The dream is to do it so compellingly that word of mouth marketing actually stands in for those other ways to reach people. And doing that means creating lots of different freebies & email courses in hopes that something catches on.

I could do all this stuff without ConvertKit, and eventually will

No offense to the team at ConvertKit, who have made quite an effort to grow without becoming terrible, but I assume that sooner or later they’ll get a big enough offer that they’ll sell to some horrible corporate behemoth like Microsoft or Atlassian, and the product will start degrading. Or they’ll start making bad decisions all on their own, getting swept up in some crypto-metaverse-AI-like bubble, and the product will start degrading.

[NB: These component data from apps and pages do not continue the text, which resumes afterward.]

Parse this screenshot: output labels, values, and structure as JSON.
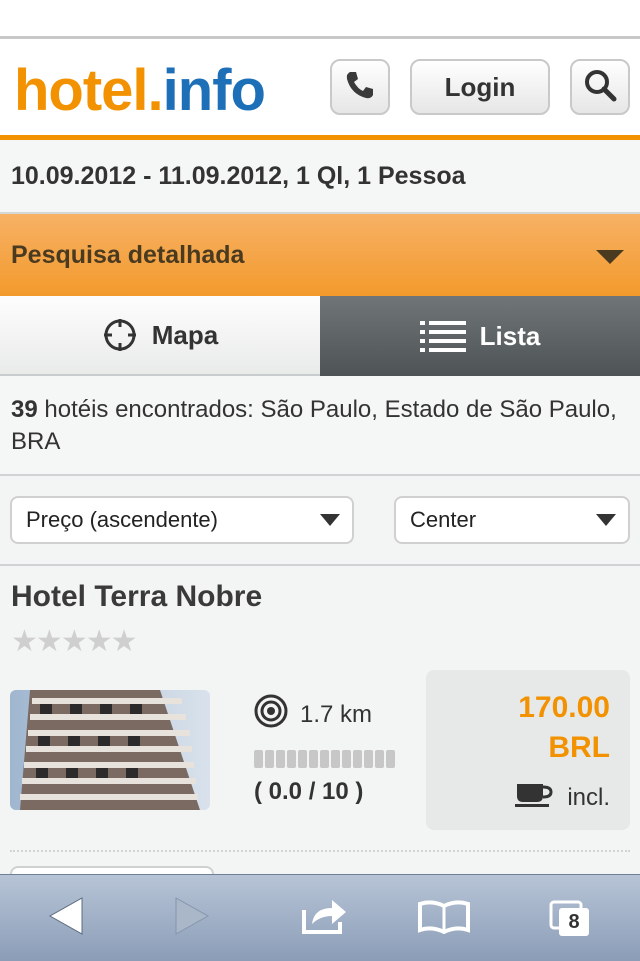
{
  "header": {
    "logo_hotel": "hotel",
    "logo_dot": ".",
    "logo_info": "info",
    "login_label": "Login"
  },
  "search_summary": "10.09.2012 - 11.09.2012, 1 Ql, 1 Pessoa",
  "detailed_search_label": "Pesquisa detalhada",
  "tabs": [
    {
      "label": "Mapa",
      "icon": "crosshair-icon",
      "active": false
    },
    {
      "label": "Lista",
      "icon": "list-icon",
      "active": true
    }
  ],
  "results": {
    "count": "39",
    "text": " hotéis encontrados: São Paulo, Estado de São Paulo, BRA"
  },
  "filters": {
    "sort_value": "Preço (ascendente)",
    "location_value": "Center"
  },
  "hotel": {
    "name": "Hotel Terra Nobre",
    "stars_total": 5,
    "stars_filled": 0,
    "distance": "1.7 km",
    "rating_score": "( 0.0 / 10 )",
    "rating_value": 0.0,
    "price_amount": "170.00",
    "price_currency": "BRL",
    "breakfast_label": "incl."
  },
  "toolbar": {
    "tabs_count": "8"
  },
  "colors": {
    "brand_orange": "#f39200",
    "brand_blue": "#1d6fb8",
    "toolbar": "#9aabc3"
  }
}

When that happens, I can export my email list, duplicate my fancy automations and segmentation in simple Python code, and continue sending emails via a service like Mailgun. It’ll take some work on my part, but it won’t be a loss on the order of “Twitter becomes unusable” or “shadow banned on LinkedIn.”

So rather than investing in a proprietary platform, I’m investing in writing stuff and controlling when, how, and to whom I send it. The kind of thing I can see myself doing for the rest of my life.

All that said, at the time of writing, if you’re not on my list and you decide to join (see below), you get a completely generic “confirm your subscription” message followed by … whatever random Friday update I happen to send out next. I’ve got some work to do! And after much overthinking, I’m convinced it’s worth doing.

    © 2024 Brian David Hall